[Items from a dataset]

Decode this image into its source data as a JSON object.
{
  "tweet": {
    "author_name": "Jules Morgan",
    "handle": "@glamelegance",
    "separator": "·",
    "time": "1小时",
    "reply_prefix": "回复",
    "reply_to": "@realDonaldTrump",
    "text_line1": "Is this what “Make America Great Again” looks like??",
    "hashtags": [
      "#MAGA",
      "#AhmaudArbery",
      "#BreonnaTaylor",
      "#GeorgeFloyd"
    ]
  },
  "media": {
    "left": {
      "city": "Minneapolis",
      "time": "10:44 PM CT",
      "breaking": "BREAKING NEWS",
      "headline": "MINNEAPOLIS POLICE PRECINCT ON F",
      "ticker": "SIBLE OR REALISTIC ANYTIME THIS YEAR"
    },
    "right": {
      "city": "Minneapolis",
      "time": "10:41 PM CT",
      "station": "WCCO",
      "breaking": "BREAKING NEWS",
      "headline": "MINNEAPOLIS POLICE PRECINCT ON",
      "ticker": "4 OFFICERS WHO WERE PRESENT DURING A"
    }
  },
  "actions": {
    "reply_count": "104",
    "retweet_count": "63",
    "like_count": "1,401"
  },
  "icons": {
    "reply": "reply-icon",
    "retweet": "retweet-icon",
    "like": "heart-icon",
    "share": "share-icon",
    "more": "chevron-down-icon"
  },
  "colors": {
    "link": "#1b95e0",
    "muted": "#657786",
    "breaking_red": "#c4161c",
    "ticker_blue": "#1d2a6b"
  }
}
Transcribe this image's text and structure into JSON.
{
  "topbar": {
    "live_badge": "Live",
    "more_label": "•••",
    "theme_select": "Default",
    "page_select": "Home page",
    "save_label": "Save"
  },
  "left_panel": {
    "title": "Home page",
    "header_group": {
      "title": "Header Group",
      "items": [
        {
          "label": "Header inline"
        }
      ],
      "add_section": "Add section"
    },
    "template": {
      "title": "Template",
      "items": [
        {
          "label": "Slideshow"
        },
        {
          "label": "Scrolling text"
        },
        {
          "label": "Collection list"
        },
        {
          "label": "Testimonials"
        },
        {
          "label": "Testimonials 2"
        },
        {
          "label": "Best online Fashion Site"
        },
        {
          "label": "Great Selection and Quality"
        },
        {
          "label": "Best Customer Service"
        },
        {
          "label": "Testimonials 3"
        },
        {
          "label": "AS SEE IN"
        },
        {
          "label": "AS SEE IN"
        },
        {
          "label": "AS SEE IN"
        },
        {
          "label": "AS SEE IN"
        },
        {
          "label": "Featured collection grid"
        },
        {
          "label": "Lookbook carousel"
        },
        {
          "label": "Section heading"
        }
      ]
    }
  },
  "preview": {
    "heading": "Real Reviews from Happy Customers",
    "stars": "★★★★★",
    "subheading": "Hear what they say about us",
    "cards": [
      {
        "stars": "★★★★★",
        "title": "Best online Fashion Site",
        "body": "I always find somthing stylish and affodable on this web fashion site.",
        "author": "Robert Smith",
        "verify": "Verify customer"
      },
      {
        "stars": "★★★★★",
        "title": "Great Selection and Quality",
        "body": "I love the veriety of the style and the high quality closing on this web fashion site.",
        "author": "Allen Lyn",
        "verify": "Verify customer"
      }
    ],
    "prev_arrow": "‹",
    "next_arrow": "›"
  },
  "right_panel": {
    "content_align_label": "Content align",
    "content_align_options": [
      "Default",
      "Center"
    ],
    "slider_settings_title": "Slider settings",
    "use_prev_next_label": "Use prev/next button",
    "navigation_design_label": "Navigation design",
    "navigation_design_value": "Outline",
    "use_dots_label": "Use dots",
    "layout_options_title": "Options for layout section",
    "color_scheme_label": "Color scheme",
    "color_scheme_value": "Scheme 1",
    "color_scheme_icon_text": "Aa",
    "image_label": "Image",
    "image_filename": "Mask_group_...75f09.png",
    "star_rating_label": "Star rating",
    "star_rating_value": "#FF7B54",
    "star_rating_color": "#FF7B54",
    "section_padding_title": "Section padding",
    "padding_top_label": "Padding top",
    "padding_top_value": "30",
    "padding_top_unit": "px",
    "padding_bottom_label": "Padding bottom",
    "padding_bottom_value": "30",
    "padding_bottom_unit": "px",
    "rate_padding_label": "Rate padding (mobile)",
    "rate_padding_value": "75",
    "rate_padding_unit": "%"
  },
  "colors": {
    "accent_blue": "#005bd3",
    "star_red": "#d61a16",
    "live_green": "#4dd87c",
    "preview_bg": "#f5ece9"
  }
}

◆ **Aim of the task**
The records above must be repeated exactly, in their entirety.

◆ **Solution to this exercise**
Decode this image into its source data as a JSON object.
{
  "tweet": {
    "author_name": "Jules Morgan",
    "handle": "@glamelegance",
    "separator": "·",
    "time": "1小时",
    "reply_prefix": "回复",
    "reply_to": "@realDonaldTrump",
    "text_line1": "Is this what “Make America Great Again” looks like??",
    "hashtags": [
      "#MAGA",
      "#AhmaudArbery",
      "#BreonnaTaylor",
      "#GeorgeFloyd"
    ]
  },
  "media": {
    "left": {
      "city": "Minneapolis",
      "time": "10:44 PM CT",
      "breaking": "BREAKING NEWS",
      "headline": "MINNEAPOLIS POLICE PRECINCT ON F",
      "ticker": "SIBLE OR REALISTIC ANYTIME THIS YEAR"
    },
    "right": {
      "city": "Minneapolis",
      "time": "10:41 PM CT",
      "station": "WCCO",
      "breaking": "BREAKING NEWS",
      "headline": "MINNEAPOLIS POLICE PRECINCT ON",
      "ticker": "4 OFFICERS WHO WERE PRESENT DURING A"
    }
  },
  "actions": {
    "reply_count": "104",
    "retweet_count": "63",
    "like_count": "1,401"
  },
  "icons": {
    "reply": "reply-icon",
    "retweet": "retweet-icon",
    "like": "heart-icon",
    "share": "share-icon",
    "more": "chevron-down-icon"
  },
  "colors": {
    "link": "#1b95e0",
    "muted": "#657786",
    "breaking_red": "#c4161c",
    "ticker_blue": "#1d2a6b"
  }
}
Transcribe this image's text and structure into JSON.
{
  "topbar": {
    "live_badge": "Live",
    "more_label": "•••",
    "theme_select": "Default",
    "page_select": "Home page",
    "save_label": "Save"
  },
  "left_panel": {
    "title": "Home page",
    "header_group": {
      "title": "Header Group",
      "items": [
        {
          "label": "Header inline"
        }
      ],
      "add_section": "Add section"
    },
    "template": {
      "title": "Template",
      "items": [
        {
          "label": "Slideshow"
        },
        {
          "label": "Scrolling text"
        },
        {
          "label": "Collection list"
        },
        {
          "label": "Testimonials"
        },
        {
          "label": "Testimonials 2"
        },
        {
          "label": "Best online Fashion Site"
        },
        {
          "label": "Great Selection and Quality"
        },
        {
          "label": "Best Customer Service"
        },
        {
          "label": "Testimonials 3"
        },
        {
          "label": "AS SEE IN"
        },
        {
          "label": "AS SEE IN"
        },
        {
          "label": "AS SEE IN"
        },
        {
          "label": "AS SEE IN"
        },
        {
          "label": "Featured collection grid"
        },
        {
          "label": "Lookbook carousel"
        },
        {
          "label": "Section heading"
        }
      ]
    }
  },
  "preview": {
    "heading": "Real Reviews from Happy Customers",
    "stars": "★★★★★",
    "subheading": "Hear what they say about us",
    "cards": [
      {
        "stars": "★★★★★",
        "title": "Best online Fashion Site",
        "body": "I always find somthing stylish and affodable on this web fashion site.",
        "author": "Robert Smith",
        "verify": "Verify customer"
      },
      {
        "stars": "★★★★★",
        "title": "Great Selection and Quality",
        "body": "I love the veriety of the style and the high quality closing on this web fashion site.",
        "author": "Allen Lyn",
        "verify": "Verify customer"
      }
    ],
    "prev_arrow": "‹",
    "next_arrow": "›"
  },
  "right_panel": {
    "content_align_label": "Content align",
    "content_align_options": [
      "Default",
      "Center"
    ],
    "slider_settings_title": "Slider settings",
    "use_prev_next_label": "Use prev/next button",
    "navigation_design_label": "Navigation design",
    "navigation_design_value": "Outline",
    "use_dots_label": "Use dots",
    "layout_options_title": "Options for layout section",
    "color_scheme_label": "Color scheme",
    "color_scheme_value": "Scheme 1",
    "color_scheme_icon_text": "Aa",
    "image_label": "Image",
    "image_filename": "Mask_group_...75f09.png",
    "star_rating_label": "Star rating",
    "star_rating_value": "#FF7B54",
    "star_rating_color": "#FF7B54",
    "section_padding_title": "Section padding",
    "padding_top_label": "Padding top",
    "padding_top_value": "30",
    "padding_top_unit": "px",
    "padding_bottom_label": "Padding bottom",
    "padding_bottom_value": "30",
    "padding_bottom_unit": "px",
    "rate_padding_label": "Rate padding (mobile)",
    "rate_padding_value": "75",
    "rate_padding_unit": "%"
  },
  "colors": {
    "accent_blue": "#005bd3",
    "star_red": "#d61a16",
    "live_green": "#4dd87c",
    "preview_bg": "#f5ece9"
  }
}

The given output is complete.